What It Is
An online form is any interaction in which a user supplies information to complete a task. Examples of online forms are event registrations, travel reservations, and customer questionnaires.
Why It's Important
- Fifty percent of U.S. adults read at the 8th grade level or below
- A well designed form balances the needs of low- and high-literacy users
- Your online form might be the only thing standing between your site visitor's goals and your agency's goals
- Your online forms can make your site usable, or unusable
By making your agency forms easy to understand and complete, you help the public get things done quickly without having to ask for assistance. This saves valuable time for both your agency and the public, and can lead to better customer service.
OMB Policies for Federal Agency Public Websites require agencies to (#1A) "disseminate information to the public in a timely, equitable, efficient and appropriate manner," and (#2A) "maximize the quality, objectivity, utility, and integrity of information and services provided to the public."

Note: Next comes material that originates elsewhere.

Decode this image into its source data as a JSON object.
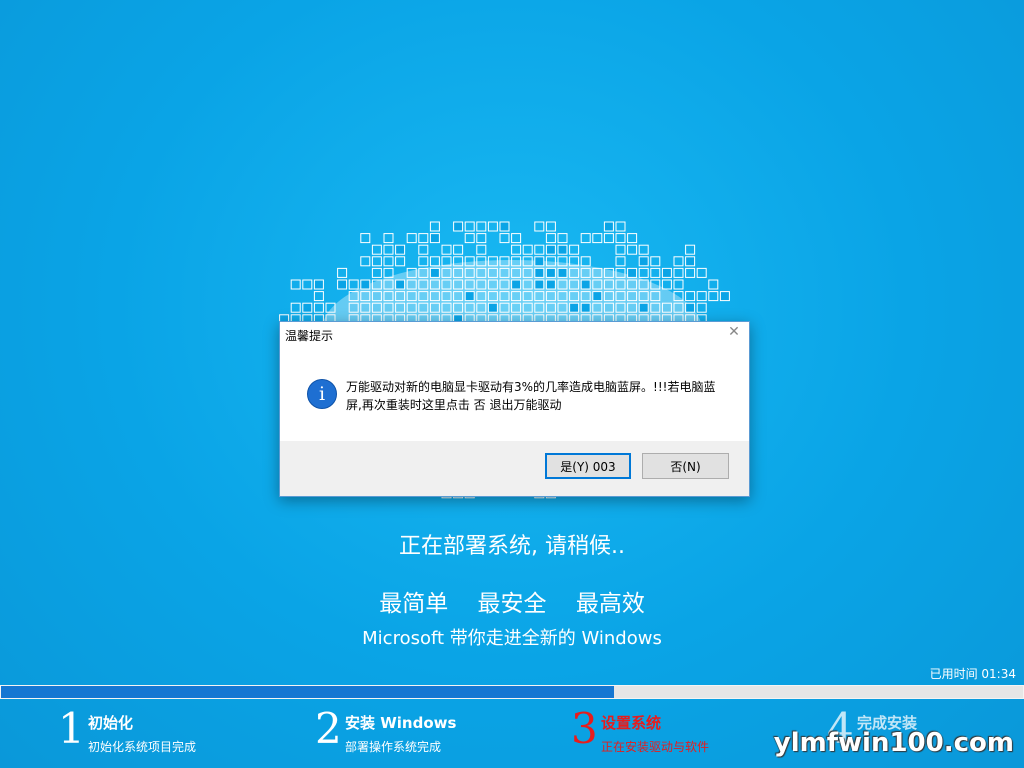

OMB guidance encourages federal agencies to test and simplify federal forms "to identify ways to reduce burdens and to increase simplification and ease of comprehension."
How to Implement
Here are some guidelines to create online forms that are easy for your customers to understand and use:
- Be sure the form interaction is linear; remember, tab order matters.
- Place examples and field names before an entry: people, and screen readers, read left to right.
- Build templates or business rules for common fields (such as for displaying a phone number).
- Make required elements obvious. Consider using the word “required” rather than an asterisk (which means the user must find the definition of the asterisk). Words are also easier to see than small asterisk symbols.
- Create forms that can be filled out within a Web browser (and submitted there, too).
- If a form is built as a table, make it accessible so that people using screen readers can hear the form element description next to the entry field.
- Explore using wizards (instead of forms) to walk users through questions that only apply to them.
- Make form code shareable, and create APIs for common drop-down menus.
- Avoid jargon and use plain language so users can easily understand your form. If jargon can't be avoided, provide help text to explain the term.
|The words "CRN" and "Telecode" are difficult to understand.|
- Separate final actions such as "Submit" from actions that can retract data, such as "Reset."
|The "Submit Form" and "Reset Form" buttons are dangerously close to each other. The user can accidentally reset the form when he or she intend to submit it.|
- Present error messages that clearly identify a problem, tell the user what to do to fix it, and ensure that the error message is easy to see.
|The error message blends in with the rest of the page and is easy to overlook. Highlighted or red text would be easier to see.|
- Provide inline validation that checks if the user's fields are appropriate. Let users know if they need to change a field.
|Each line is validated and clear feedback is given. Find more guidelines in Usability of Online Forms (MS PowerPoint, 583 KB, 21 slides, December 2012)|
- Design your form—or review your existing forms—using these resources:
- Authorization to Disclose Personal Health Information Form at Medicare.gov
- FTC’s Complaint Assistant form
- U.S. Postal Service Change of Address form
- Online Forms Checklist (PDF, 26 KB, 2 pages, July 2008)—design best practices developed by online literacy expert Dr. Kathryn Summers of the University of Baltimore
- Usability of Online Forms (MS PowerPoint, 583 KB, 21 slides, December 2012), by Cynthia Nguyen, First Friday Usability Testing Program team member
- Creating Usable Online Forms—Usability.gov article
- An Extensive Guide to Web Form Usability—Smashing Magazine
- How to Build Web Forms: Top 10 Best Practices—DesignModo
- Creating Online Surveys